    Within sub-Saharan Africa, AIDS is becoming a greater threat to rural communities due to the high numbers of urban dwellers and migrant labourers who return to their rural villages when they fall ill and due to the lack of information and health services. Previous studies have found a reduced rate of infection among people who have high educational attainment, and thus advocate for education as the vaccine against new HIV infections among the youth. However, very little research has focussed on the delivery of sexuality and HIV&AIDS education in rural classrooms. With teachers positioned at the forefront of the pandemic, especially in rural communities, it is important to understand how teachers experience teaching about sexuality in rural schools. In this paper, I explore the experiences of eight women teachers through focus group discussions. Thematic inductive analysis was used to identify the stumbling blocks within sexuality education classrooms in rural schools. Societal constructions of childhood and nostalgia for past traditional practices were found to be the major challenges to teaching. The findings highlight the need for a sexuality education curriculum that integrates traditional ways of knowing into formal sexuality education in order for it to be effective in reducing further spread of HIV.
  • ItemOpen Access
    Within and between the old and the new: teachers becoming inclusive practitioners
    (Faculty of Education, University of the Free State, 2012) D'Amant, Antoinette
    This paper explores how 20 African teachers in rural KwaZulu-Natal, South Africa, construct their identities in the light of inclusive education, and how they negotiate the tensions and contradictions emerging from the process of becoming inclusive practitioners. Central to this discussion is the understanding that teachers’ identities are socially constructed and that radical transformation requires teachers to draw on their transformative capacity and develop an alternative sense of themselves, not only as teachers but also as individuals. A qualitative approach using personal narratives is used to better comprehend the context-specific experiences of these teachers and draw on their authentic voices. What emerges from the study is evidence of the simultaneous existence of both the powerful influence of historic roots of exclusion, which discourage teachers from becoming inclusive practitioners, and some fruits of inclusion, where teachers’ attitudes and practices are beginning to embrace inclusion.

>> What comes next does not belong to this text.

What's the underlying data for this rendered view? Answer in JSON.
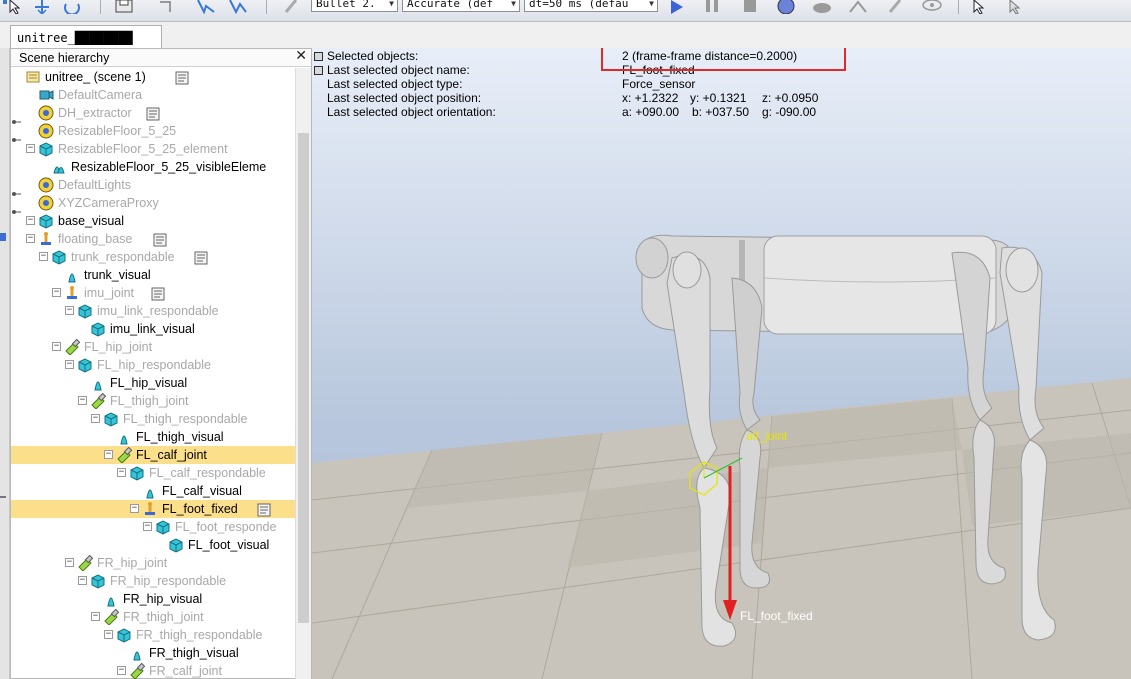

Findings clearly show a lack of homogeneity in participants’ responses to inclusion, highlighting instead the diversity which exists within and between individual African teachers in rural contexts.
  • ItemOpen Access
    Rural education and rural realities: the politics and possibilities of rural research in southern Africa
    (Faculty of Education, University of the Free State, 2012) Balfour, Robert J.; De Lange, Naydene; Khau, 'Mathabo
    Abstract not available